#### Work to be completed:
Write out the data exactly, keeping every line.
* * * * *
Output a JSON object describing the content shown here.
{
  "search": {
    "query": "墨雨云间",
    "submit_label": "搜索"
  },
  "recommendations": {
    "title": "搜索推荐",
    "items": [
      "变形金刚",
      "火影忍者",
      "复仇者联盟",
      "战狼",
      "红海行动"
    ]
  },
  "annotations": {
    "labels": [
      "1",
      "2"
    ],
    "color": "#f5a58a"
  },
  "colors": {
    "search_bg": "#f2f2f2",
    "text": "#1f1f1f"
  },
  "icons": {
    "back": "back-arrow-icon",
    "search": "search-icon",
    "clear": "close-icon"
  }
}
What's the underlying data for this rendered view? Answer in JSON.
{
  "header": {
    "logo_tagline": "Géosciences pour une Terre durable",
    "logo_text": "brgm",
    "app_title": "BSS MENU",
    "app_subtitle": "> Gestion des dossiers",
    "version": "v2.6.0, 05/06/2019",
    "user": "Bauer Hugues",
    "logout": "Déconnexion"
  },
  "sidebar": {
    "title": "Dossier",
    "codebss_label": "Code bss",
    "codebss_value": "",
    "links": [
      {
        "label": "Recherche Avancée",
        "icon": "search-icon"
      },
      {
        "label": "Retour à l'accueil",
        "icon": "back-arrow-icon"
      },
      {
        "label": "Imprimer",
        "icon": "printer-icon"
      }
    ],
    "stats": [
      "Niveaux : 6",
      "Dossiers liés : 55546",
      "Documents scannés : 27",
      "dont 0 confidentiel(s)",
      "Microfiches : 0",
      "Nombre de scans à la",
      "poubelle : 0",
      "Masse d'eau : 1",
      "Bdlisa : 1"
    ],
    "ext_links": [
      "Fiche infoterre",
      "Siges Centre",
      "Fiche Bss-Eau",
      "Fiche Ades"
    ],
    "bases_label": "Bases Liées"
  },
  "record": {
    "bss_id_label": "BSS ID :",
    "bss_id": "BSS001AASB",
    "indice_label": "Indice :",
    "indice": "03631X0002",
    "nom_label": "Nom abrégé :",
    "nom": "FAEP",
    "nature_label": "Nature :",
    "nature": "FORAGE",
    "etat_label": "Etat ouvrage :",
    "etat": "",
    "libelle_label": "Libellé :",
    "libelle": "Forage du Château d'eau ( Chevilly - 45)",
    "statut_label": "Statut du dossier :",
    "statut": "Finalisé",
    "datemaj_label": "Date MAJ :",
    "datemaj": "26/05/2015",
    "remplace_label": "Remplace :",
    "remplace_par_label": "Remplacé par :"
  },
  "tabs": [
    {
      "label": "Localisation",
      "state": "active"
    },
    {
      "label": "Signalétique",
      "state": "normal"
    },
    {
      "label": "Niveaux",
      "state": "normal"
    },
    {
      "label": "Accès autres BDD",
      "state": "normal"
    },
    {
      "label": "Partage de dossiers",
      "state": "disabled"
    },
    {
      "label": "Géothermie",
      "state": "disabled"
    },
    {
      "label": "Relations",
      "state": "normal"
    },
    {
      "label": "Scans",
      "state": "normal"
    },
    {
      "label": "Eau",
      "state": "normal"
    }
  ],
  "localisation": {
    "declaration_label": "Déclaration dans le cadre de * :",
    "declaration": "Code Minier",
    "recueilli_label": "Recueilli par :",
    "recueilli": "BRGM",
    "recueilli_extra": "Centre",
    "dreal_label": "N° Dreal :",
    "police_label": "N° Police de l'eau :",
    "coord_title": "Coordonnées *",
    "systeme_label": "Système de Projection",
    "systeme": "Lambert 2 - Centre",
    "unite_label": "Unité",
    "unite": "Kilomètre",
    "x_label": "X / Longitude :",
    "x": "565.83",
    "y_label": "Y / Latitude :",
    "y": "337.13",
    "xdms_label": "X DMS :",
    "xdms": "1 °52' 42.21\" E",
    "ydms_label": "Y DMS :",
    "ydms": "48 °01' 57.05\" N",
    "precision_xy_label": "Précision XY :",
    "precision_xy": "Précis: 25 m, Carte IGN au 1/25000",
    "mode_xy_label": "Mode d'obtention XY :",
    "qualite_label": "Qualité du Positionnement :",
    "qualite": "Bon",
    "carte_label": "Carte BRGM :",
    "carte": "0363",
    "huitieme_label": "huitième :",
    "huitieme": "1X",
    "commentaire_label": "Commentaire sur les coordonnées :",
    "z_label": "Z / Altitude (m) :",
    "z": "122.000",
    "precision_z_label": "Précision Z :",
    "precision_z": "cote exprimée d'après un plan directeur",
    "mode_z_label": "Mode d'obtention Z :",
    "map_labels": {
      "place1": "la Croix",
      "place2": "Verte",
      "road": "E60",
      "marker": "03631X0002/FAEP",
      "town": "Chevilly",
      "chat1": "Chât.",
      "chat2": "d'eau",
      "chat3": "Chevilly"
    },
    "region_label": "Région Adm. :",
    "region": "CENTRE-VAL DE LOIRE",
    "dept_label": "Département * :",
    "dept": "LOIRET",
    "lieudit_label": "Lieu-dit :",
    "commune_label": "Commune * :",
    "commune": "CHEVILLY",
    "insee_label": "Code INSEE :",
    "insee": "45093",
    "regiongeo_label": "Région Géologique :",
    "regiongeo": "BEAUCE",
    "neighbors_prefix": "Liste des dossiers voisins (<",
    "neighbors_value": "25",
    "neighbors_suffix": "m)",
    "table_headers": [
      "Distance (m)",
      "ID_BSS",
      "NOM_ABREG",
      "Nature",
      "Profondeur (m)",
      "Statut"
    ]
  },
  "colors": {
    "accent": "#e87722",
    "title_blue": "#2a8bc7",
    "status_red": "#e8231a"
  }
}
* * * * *
#### Solution:
Output a JSON object describing the content shown here.
{
  "search": {
    "query": "墨雨云间",
    "submit_label": "搜索"
  },
  "recommendations": {
    "title": "搜索推荐",
    "items": [
      "变形金刚",
      "火影忍者",
      "复仇者联盟",
      "战狼",
      "红海行动"
    ]
  },
  "annotations": {
    "labels": [
      "1",
      "2"
    ],
    "color": "#f5a58a"
  },
  "colors": {
    "search_bg": "#f2f2f2",
    "text": "#1f1f1f"
  },
  "icons": {
    "back": "back-arrow-icon",
    "search": "search-icon",
    "clear": "close-icon"
  }
}
What's the underlying data for this rendered view? Answer in JSON.
{
  "header": {
    "logo_tagline": "Géosciences pour une Terre durable",
    "logo_text": "brgm",
    "app_title": "BSS MENU",
    "app_subtitle": "> Gestion des dossiers",
    "version": "v2.6.0, 05/06/2019",
    "user": "Bauer Hugues",
    "logout": "Déconnexion"
  },
  "sidebar": {
    "title": "Dossier",
    "codebss_label": "Code bss",
    "codebss_value": "",
    "links": [
      {
        "label": "Recherche Avancée",
        "icon": "search-icon"
      },
      {
        "label": "Retour à l'accueil",
        "icon": "back-arrow-icon"
      },
      {
        "label": "Imprimer",
        "icon": "printer-icon"
      }
    ],
    "stats": [
      "Niveaux : 6",
      "Dossiers liés : 55546",
      "Documents scannés : 27",
      "dont 0 confidentiel(s)",
      "Microfiches : 0",
      "Nombre de scans à la",
      "poubelle : 0",
      "Masse d'eau : 1",
      "Bdlisa : 1"
    ],
    "ext_links": [
      "Fiche infoterre",
      "Siges Centre",
      "Fiche Bss-Eau",
      "Fiche Ades"
    ],
    "bases_label": "Bases Liées"
  },
  "record": {
    "bss_id_label": "BSS ID :",
    "bss_id": "BSS001AASB",
    "indice_label": "Indice :",
    "indice": "03631X0002",
    "nom_label": "Nom abrégé :",
    "nom": "FAEP",
    "nature_label": "Nature :",
    "nature": "FORAGE",
    "etat_label": "Etat ouvrage :",
    "etat": "",
    "libelle_label": "Libellé :",
    "libelle": "Forage du Château d'eau ( Chevilly - 45)",
    "statut_label": "Statut du dossier :",
    "statut": "Finalisé",
    "datemaj_label": "Date MAJ :",
    "datemaj": "26/05/2015",
    "remplace_label": "Remplace :",
    "remplace_par_label": "Remplacé par :"
  },
  "tabs": [
    {
      "label": "Localisation",
      "state": "active"
    },
    {
      "label": "Signalétique",
      "state": "normal"
    },
    {
      "label": "Niveaux",
      "state": "normal"
    },
    {
      "label": "Accès autres BDD",
      "state": "normal"
    },
    {
      "label": "Partage de dossiers",
      "state": "disabled"
    },
    {
      "label": "Géothermie",
      "state": "disabled"
    },
    {
      "label": "Relations",
      "state": "normal"
    },
    {
      "label": "Scans",
      "state": "normal"
    },
    {
      "label": "Eau",
      "state": "normal"
    }
  ],
  "localisation": {
    "declaration_label": "Déclaration dans le cadre de * :",
    "declaration": "Code Minier",
    "recueilli_label": "Recueilli par :",
    "recueilli": "BRGM",
    "recueilli_extra": "Centre",
    "dreal_label": "N° Dreal :",
    "police_label": "N° Police de l'eau :",
    "coord_title": "Coordonnées *",
    "systeme_label": "Système de Projection",
    "systeme": "Lambert 2 - Centre",
    "unite_label": "Unité",
    "unite": "Kilomètre",
    "x_label": "X / Longitude :",
    "x": "565.83",
    "y_label": "Y / Latitude :",
    "y": "337.13",
    "xdms_label": "X DMS :",
    "xdms": "1 °52' 42.21\" E",
    "ydms_label": "Y DMS :",
    "ydms": "48 °01' 57.05\" N",
    "precision_xy_label": "Précision XY :",
    "precision_xy": "Précis: 25 m, Carte IGN au 1/25000",
    "mode_xy_label": "Mode d'obtention XY :",
    "qualite_label": "Qualité du Positionnement :",
    "qualite": "Bon",
    "carte_label": "Carte BRGM :",
    "carte": "0363",
    "huitieme_label": "huitième :",
    "huitieme": "1X",
    "commentaire_label": "Commentaire sur les coordonnées :",
    "z_label": "Z / Altitude (m) :",
    "z": "122.000",
    "precision_z_label": "Précision Z :",
    "precision_z": "cote exprimée d'après un plan directeur",
    "mode_z_label": "Mode d'obtention Z :",
    "map_labels": {
      "place1": "la Croix",
      "place2": "Verte",
      "road": "E60",
      "marker": "03631X0002/FAEP",
      "town": "Chevilly",
      "chat1": "Chât.",
      "chat2": "d'eau",
      "chat3": "Chevilly"
    },
    "region_label": "Région Adm. :",
    "region": "CENTRE-VAL DE LOIRE",
    "dept_label": "Département * :",
    "dept": "LOIRET",
    "lieudit_label": "Lieu-dit :",
    "commune_label": "Commune * :",
    "commune": "CHEVILLY",
    "insee_label": "Code INSEE :",
    "insee": "45093",
    "regiongeo_label": "Région Géologique :",
    "regiongeo": "BEAUCE",
    "neighbors_prefix": "Liste des dossiers voisins (<",
    "neighbors_value": "25",
    "neighbors_suffix": "m)",
    "table_headers": [
      "Distance (m)",
      "ID_BSS",
      "NOM_ABREG",
      "Nature",
      "Profondeur (m)",
      "Statut"
    ]
  },
  "colors": {
    "accent": "#e87722",
    "title_blue": "#2a8bc7",
    "status_red": "#e8231a"
  }
}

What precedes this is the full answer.